Post-punk dumdumdrumming pop pips Bow Wow Wow’s four year career in the (very) late '70s and (fairly) early '80s managed to encompass underage sexual suggestion, transvestite backing singers, Svengali management/meddling – oh, and a few decently-funk throwaway tracks too.
Featuring the original Ants (nicked from Adam by one Malcom McLaren), the four-piece were fronted by then 14-year old vocalist Anabella Lwin, whose definitely off-key but resolutely energetic delivery ensured that the sexual tension and powerfully pretentious tomtom-heavy Wedding Band behind her were reined into something aproaching a semi-coherent unit. This compilation, however, highlights the fact that the songs themselves are and were of their time and unfortunately have not worn well - or at all - with age.

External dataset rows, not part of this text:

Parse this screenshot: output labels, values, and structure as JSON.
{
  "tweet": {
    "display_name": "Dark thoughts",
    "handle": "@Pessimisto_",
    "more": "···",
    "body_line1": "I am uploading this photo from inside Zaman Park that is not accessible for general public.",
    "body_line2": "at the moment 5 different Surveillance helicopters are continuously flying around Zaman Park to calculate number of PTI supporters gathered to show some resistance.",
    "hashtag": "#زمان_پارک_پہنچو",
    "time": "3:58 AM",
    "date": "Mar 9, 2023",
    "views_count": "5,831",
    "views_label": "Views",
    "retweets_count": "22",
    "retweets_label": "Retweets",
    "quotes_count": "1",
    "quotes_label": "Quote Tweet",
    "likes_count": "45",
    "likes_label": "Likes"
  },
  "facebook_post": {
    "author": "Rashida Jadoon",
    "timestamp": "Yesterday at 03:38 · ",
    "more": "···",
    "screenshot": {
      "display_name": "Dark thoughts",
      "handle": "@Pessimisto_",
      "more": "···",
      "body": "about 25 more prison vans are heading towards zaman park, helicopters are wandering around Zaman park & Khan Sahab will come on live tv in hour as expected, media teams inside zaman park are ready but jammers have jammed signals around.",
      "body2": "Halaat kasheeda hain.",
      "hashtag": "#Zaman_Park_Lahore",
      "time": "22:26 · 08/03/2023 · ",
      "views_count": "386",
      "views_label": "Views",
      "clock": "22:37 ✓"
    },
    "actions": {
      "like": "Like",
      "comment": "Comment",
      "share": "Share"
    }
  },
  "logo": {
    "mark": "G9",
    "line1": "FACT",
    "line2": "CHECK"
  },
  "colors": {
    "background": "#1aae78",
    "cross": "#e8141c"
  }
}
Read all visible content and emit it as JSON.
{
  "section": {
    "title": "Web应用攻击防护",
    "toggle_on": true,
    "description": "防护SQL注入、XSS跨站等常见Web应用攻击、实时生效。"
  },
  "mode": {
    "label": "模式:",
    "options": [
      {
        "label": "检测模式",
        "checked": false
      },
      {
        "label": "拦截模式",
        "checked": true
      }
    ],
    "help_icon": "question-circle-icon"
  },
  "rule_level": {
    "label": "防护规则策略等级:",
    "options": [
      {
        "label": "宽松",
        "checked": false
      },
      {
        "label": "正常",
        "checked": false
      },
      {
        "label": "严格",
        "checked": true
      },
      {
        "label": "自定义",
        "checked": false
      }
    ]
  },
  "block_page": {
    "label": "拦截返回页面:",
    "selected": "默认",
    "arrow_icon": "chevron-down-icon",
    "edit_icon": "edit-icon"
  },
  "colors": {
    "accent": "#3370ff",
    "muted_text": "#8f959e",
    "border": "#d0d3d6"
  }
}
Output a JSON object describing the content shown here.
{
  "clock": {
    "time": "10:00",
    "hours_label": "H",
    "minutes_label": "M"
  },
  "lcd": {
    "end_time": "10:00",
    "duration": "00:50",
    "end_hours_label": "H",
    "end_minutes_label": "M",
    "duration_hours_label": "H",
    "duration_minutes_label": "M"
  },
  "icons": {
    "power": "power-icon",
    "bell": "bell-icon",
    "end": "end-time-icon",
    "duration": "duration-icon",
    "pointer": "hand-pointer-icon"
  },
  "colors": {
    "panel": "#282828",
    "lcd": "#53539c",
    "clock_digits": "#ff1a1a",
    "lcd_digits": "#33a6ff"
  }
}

Which is sad to say, cause for people of a certain age, there are certain pop moments that in the haze of memory have become imbued with vitality and vigour of teenage fumblings, tremulant tonguetasting and tearitupnshimmy school-disco sensuality. Singles ‘I Want Candy’, Go Wild In The Country’, ‘Golly Golly Go Buddy’ and the lazy bounce of ‘Do You Wanna Hold Me retain at the very least prehistoric echoes of a time when having a youthful *George O’ Dowd *(a.k.a. Boy George)_ on board for a couplea early '80s live appearances was still regarded as shocking.
Revisiting these recordings in a contemporary light unfortunately strips away the façade to reveal that Lwin’s lissom thighs may retain their swiney swing, but the thin and toyahish singing is revealed as a trick of the times; the band’s substitute funkshunning was even done better by Frankie Goes To Hollywood of all people; and the constant crumbling rhythmic riffery and too-busy bassing is a scratch-head shame of silliness over splenetic soul.
And yet, rushing through their 1979 fuck-buying-em-let’s-record-off-radio debut 'C30, C60, C90 Go', the slavescraping commentary lyrical stomp, ’WORK (No Nah No No My Daddy Don’t)’ or the creamcleavin crash of ‘See Jungle’ can still bring brightness into blistered imagination, possibly giving truth to the nagging realisation that Pop Music is essentially an ephemeral and surfaceripplin experience.